Wildfire smoke is typically a mixture of water vapor, gases, fine particles, and trace minerals from burning fuels like trees and vegetation, other organic components, and, sometimes, building materials.
Forest fuel is combustible biomass—everything from needles and twigs to shrubs, downed trees, and logs. Wildland fire managers reduce and rearrange fuel to reduce the probability of forest fires. Fuel treatments include thinning, prescribed burning, pruning, and mowing. A combination of treatments...
Oregon's wildfire landscape is clouded by the mix of public and private interests that control more than 30 million acres. Forests make up nearly half of Oregon, and most forests fall under federal management. Forest ownership factors into both the number of fires and the size to which they grow.
Fire severity is a measure of the effects of fire on the environment—both in damage to vegetation and impacts on the soil. Fire severity is driven by weather conditions, the topography of the landscape, and the fuels that are present. Of these, weather is the overriding factor.
Compares the impacts that prescribed fires and wildfires have on air quality.

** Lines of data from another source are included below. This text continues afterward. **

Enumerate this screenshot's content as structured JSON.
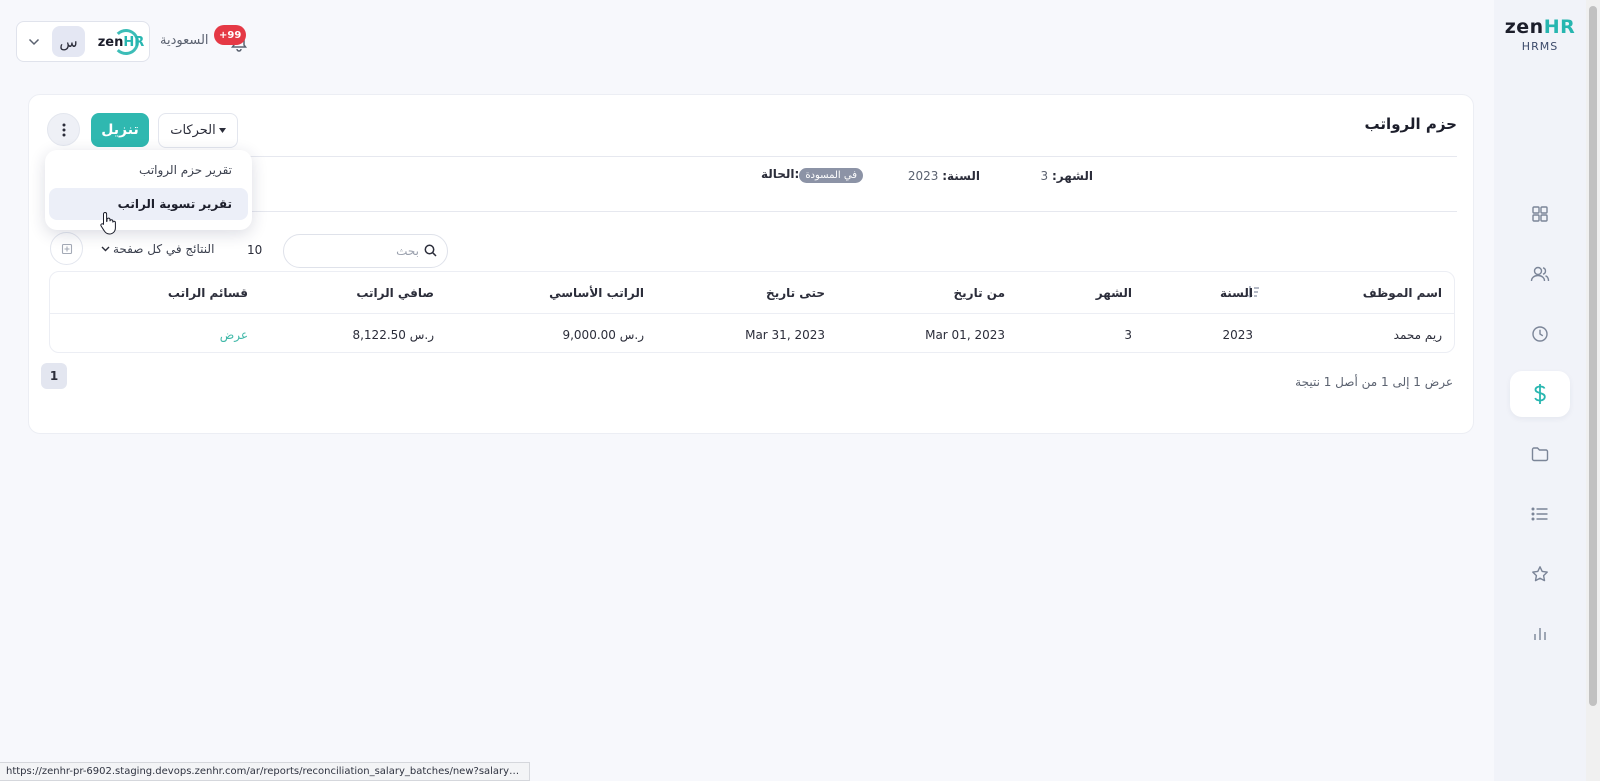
{
  "app": {
    "logo_main": "zen",
    "logo_hr": "HR",
    "logo_sub": "HRMS"
  },
  "topbar": {
    "avatar_letter": "س",
    "company_logo_main": "zen",
    "company_logo_hr": "HR",
    "country": "السعودية",
    "notifications_badge": "+99"
  },
  "page": {
    "title": "حزم الرواتب",
    "actions_label": "الحركات",
    "download_label": "تنزيل"
  },
  "batch_info": {
    "month_label": "الشهر:",
    "month_value": "3",
    "year_label": "السنة:",
    "year_value": "2023",
    "status_label": "الحالة:",
    "status_value": "في المسودة"
  },
  "controls": {
    "search_placeholder": "بحث",
    "per_page_value": "10",
    "per_page_label": "النتائج في كل صفحة"
  },
  "table": {
    "headers": {
      "employee": "اسم الموظف",
      "year": "السنة",
      "month": "الشهر",
      "from_date": "من تاريخ",
      "to_date": "حتى تاريخ",
      "basic_salary": "الراتب الأساسي",
      "net_salary": "صافي الراتب",
      "payslips": "قسائم الراتب"
    },
    "rows": [
      {
        "employee": "ريم محمد",
        "year": "2023",
        "month": "3",
        "from_date": "Mar 01, 2023",
        "to_date": "Mar 31, 2023",
        "basic_salary": "9,000.00 ر.س",
        "net_salary": "8,122.50 ر.س",
        "payslips": "عرض"
      }
    ]
  },
  "pagination": {
    "current_page": "1",
    "summary": "عرض 1 إلى 1 من أصل 1 نتيجة"
  },
  "menu": {
    "items": [
      {
        "label": "تقرير حزم الرواتب"
      },
      {
        "label": "تقرير تسوية الراتب"
      }
    ]
  },
  "statusbar": {
    "url": "https://zenhr-pr-6902.staging.devops.zenhr.com/ar/reports/reconciliation_salary_batches/new?salary_batch_id=1742..."
  },
  "sidebar_nav": [
    {
      "icon": "dashboard-grid-icon"
    },
    {
      "icon": "users-icon"
    },
    {
      "icon": "clock-icon"
    },
    {
      "icon": "dollar-icon"
    },
    {
      "icon": "folder-icon"
    },
    {
      "icon": "list-icon"
    },
    {
      "icon": "star-icon"
    },
    {
      "icon": "bar-chart-icon"
    }
  ],
  "colors": {
    "accent": "#2fb8b0",
    "badge": "#e53945",
    "link": "#3fb8a8",
    "status_pill": "#8c93a6"
  }
}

One in a series of fire FAQs that are based on questions Forest & Natural Resource Extension agents and specialists have received from the people they serve.